_WORK TASK_
Gather all lines in the entries below that include the word "anlegen".

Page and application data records

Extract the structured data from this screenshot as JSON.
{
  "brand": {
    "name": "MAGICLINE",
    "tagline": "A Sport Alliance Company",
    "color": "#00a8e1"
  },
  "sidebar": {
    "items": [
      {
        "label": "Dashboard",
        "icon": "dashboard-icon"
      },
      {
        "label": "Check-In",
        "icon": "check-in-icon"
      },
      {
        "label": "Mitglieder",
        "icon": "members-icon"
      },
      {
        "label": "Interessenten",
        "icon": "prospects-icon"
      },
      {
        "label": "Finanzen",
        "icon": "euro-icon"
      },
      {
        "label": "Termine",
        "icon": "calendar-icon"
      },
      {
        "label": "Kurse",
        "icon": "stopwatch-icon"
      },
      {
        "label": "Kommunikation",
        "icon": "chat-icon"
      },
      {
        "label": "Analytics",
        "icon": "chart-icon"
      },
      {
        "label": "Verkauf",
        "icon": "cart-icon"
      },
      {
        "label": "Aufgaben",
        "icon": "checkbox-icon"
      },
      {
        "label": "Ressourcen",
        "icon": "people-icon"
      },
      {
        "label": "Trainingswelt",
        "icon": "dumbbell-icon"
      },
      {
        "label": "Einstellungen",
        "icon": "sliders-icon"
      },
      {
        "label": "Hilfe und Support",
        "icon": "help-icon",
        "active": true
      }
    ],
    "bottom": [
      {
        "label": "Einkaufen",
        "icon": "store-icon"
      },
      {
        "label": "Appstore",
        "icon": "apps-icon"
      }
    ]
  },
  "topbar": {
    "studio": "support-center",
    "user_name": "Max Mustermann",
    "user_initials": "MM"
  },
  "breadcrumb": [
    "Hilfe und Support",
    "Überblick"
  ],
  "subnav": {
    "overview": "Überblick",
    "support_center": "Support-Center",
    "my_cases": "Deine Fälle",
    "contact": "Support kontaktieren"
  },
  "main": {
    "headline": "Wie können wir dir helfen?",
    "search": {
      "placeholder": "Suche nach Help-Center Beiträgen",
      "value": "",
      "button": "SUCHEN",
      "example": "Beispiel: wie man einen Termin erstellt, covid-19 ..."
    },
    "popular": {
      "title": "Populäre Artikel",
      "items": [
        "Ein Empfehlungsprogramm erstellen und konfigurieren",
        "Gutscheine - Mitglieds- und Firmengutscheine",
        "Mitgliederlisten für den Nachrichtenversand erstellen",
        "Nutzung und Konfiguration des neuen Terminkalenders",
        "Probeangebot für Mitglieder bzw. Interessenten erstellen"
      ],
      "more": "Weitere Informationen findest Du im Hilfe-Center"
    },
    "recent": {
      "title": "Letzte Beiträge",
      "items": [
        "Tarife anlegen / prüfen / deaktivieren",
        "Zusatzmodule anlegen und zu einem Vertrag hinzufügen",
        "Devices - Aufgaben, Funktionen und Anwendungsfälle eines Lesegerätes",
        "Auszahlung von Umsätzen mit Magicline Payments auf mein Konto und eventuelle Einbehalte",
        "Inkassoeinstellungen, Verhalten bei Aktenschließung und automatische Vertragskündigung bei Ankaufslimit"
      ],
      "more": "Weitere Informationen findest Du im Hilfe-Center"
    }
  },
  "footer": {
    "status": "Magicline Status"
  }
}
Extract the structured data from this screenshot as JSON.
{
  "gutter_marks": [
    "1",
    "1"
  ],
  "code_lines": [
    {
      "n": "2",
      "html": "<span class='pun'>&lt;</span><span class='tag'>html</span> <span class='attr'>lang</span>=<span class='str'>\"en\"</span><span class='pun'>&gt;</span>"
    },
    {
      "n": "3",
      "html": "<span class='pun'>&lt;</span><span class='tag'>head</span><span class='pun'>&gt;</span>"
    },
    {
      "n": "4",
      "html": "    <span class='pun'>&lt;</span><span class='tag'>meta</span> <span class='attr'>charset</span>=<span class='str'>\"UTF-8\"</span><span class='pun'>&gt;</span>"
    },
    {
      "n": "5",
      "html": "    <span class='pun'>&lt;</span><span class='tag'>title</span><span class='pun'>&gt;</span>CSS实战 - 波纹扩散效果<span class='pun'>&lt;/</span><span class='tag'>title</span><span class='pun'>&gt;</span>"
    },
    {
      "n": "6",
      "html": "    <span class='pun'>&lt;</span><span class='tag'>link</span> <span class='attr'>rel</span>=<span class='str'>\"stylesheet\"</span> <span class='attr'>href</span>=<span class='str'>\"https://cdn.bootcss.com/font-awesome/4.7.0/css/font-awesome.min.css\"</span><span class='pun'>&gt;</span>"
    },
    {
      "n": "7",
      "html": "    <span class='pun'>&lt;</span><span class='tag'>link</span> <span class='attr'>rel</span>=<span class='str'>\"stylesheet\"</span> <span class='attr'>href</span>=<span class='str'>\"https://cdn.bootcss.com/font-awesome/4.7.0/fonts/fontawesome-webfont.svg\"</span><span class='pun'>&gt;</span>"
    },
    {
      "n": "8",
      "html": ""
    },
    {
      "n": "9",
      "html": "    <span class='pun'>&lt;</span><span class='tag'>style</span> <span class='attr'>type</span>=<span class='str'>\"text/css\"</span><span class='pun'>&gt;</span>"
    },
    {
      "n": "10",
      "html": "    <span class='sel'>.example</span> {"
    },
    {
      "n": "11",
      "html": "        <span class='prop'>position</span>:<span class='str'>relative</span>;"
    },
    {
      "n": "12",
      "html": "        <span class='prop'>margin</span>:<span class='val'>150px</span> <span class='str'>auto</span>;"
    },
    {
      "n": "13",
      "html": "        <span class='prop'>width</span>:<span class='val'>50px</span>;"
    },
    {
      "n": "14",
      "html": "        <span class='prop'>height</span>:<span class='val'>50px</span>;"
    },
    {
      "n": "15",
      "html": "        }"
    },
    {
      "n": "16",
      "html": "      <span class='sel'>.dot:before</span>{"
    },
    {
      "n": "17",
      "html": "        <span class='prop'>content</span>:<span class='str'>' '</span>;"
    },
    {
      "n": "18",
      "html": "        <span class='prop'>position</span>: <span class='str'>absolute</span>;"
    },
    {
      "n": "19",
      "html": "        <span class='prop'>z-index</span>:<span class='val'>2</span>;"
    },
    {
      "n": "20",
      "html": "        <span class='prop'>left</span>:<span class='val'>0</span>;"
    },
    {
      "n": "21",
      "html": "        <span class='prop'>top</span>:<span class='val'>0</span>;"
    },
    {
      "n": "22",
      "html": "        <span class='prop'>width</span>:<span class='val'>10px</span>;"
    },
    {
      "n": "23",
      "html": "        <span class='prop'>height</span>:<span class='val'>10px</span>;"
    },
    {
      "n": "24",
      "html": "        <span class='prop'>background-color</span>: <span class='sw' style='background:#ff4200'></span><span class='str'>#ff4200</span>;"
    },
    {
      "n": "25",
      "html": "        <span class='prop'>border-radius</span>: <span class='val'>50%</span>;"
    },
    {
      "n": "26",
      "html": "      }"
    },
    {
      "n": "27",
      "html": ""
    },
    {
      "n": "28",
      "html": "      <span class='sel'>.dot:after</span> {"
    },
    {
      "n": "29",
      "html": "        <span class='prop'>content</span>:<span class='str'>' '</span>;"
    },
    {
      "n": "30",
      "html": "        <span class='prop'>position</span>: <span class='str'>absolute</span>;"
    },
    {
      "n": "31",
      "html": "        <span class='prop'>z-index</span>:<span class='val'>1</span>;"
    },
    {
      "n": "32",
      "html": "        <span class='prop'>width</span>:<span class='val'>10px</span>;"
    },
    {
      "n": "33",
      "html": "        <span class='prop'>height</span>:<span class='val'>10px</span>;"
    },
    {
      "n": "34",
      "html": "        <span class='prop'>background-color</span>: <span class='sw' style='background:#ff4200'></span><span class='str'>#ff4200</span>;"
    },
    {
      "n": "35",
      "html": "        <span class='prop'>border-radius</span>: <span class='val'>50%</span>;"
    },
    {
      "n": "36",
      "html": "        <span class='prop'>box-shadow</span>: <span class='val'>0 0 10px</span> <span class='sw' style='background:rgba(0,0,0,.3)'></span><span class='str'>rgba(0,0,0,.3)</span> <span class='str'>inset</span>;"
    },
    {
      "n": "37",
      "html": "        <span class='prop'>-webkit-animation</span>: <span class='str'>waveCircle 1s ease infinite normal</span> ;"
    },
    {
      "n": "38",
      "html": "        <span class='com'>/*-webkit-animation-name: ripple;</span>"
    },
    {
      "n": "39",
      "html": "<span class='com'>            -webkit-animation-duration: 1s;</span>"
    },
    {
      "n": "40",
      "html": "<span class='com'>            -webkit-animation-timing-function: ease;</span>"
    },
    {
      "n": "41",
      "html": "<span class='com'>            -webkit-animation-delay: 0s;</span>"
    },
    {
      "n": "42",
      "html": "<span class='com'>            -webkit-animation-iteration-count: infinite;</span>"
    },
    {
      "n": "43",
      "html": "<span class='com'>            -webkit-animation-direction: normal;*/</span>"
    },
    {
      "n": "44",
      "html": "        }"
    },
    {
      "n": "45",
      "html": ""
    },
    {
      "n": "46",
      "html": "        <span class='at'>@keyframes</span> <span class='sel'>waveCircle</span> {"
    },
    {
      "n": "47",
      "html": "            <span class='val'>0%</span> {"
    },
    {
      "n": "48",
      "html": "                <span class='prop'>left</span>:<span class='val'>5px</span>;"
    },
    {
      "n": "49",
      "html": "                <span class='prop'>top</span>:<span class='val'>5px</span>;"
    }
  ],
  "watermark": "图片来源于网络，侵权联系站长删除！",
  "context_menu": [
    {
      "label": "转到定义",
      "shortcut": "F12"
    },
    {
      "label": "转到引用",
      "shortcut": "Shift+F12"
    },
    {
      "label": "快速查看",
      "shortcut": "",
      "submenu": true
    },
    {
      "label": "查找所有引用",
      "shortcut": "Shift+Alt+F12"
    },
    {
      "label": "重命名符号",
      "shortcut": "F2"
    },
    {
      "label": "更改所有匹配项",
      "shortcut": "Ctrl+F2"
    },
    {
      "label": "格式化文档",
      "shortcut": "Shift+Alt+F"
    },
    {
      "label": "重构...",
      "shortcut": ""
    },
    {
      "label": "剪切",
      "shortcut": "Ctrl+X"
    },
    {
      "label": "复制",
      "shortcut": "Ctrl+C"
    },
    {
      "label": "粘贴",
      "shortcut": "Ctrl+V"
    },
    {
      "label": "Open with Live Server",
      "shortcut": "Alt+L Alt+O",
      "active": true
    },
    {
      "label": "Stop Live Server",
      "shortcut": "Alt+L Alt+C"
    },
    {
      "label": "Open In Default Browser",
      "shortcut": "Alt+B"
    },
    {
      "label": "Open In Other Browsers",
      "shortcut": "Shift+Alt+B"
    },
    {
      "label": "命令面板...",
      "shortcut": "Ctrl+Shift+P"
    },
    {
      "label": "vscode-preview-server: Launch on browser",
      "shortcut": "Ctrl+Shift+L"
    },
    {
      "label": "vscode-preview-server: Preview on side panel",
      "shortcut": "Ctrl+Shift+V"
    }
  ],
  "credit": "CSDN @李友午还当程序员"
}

_TASK RESPONSE_
        "Tarife anlegen / prüfen / deaktivieren",
        "Zusatzmodule anlegen und zu einem Vertrag hinzufügen",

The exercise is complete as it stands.